As mentioned earlier, this material has a fair amount of carbon, chromium, and magnesium in the recipe.

This gives it great wear resistance so it won’t get damaged too easily when in use.

However, since it only has 0.9% chromium (which is a pretty low presence compared to other materials), it doesn’t resist corrosion that well.

So if you’ve been considering getting a tool with 5160 steel, make sure to take care of it properly so it doesn’t rust.

4. Machinability

This isn’t an ideal material for machining.

This is because it is very hard, which makes machining very tough to do.

However, if you want to machine this material, you’re going to have to have it annealed so you can get the job done quicker and easier.

On its own, it isn’t the best material for machining, but after annealing, you can easily reach maximum speeds and feeds.

5. Weldability

Because of its chemical composition, this material doesn’t have a lot of weldability.

So if you’ve been planning to weld this material, you might run into a couple of problems and some trouble.

6. Heat Treating

This material is usually hardened in hot oil.

For quenching, it’s recommended to use a temperature of 1525 F, and the ideal tempering temperature is around 800 F-1300 F.

The forging temperature of 5160 is around 2100 F-2200 F, which is very important to remember if you plan on using this material in your workshop.

7. Sharpness

Since it’s such a hard material, sharpening this alloy is a very tough task.

After all, the saying goes, “the harder the steel, the harder it is to sharpen”.

However, once you get the initial sharpening done, you won’t have to re-do it for some time because of the great edge retention that 5160 has.

Conclusion – Is This A Good Knife Steel?

Generally, 5160 is considered great knife steel.

This is because it is very hard and has great edge-retention, making it ideal for large knives and swords.

It’s also very tough with amazing wear-resistance.

However, the one downside to this material is it doesn’t have great corrosion resistance.

So if you buy a knife with this material or plan on using it in your workshop, make sure to remember to keep it clean, safe, and well-maintained to avoid rust issues.

But other than that, you’ll find that this is a very good material for knives and would serve you well for many years!

Ryan Leavitt

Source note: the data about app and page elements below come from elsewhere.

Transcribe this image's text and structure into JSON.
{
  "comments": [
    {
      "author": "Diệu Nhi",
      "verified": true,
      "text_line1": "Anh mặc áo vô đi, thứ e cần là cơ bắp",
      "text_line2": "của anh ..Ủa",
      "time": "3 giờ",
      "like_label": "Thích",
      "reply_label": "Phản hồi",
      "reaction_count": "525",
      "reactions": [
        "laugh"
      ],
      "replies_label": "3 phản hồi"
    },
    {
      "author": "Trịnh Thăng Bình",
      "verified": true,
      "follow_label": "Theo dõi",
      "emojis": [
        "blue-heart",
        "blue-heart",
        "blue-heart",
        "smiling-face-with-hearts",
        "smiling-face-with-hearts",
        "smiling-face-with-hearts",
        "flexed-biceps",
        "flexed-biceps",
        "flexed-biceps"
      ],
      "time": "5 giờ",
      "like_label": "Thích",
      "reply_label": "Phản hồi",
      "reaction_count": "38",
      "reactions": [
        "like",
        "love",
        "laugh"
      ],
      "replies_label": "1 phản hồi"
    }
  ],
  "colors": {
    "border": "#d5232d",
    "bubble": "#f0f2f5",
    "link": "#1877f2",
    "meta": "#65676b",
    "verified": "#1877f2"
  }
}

Hi my name is Ryan Leavitt a Marine Corps Veteran and currently an over the road trucker (Long Haul). I am no expert chef but am enjoying preparing my own meals on the road and testing all the different knives.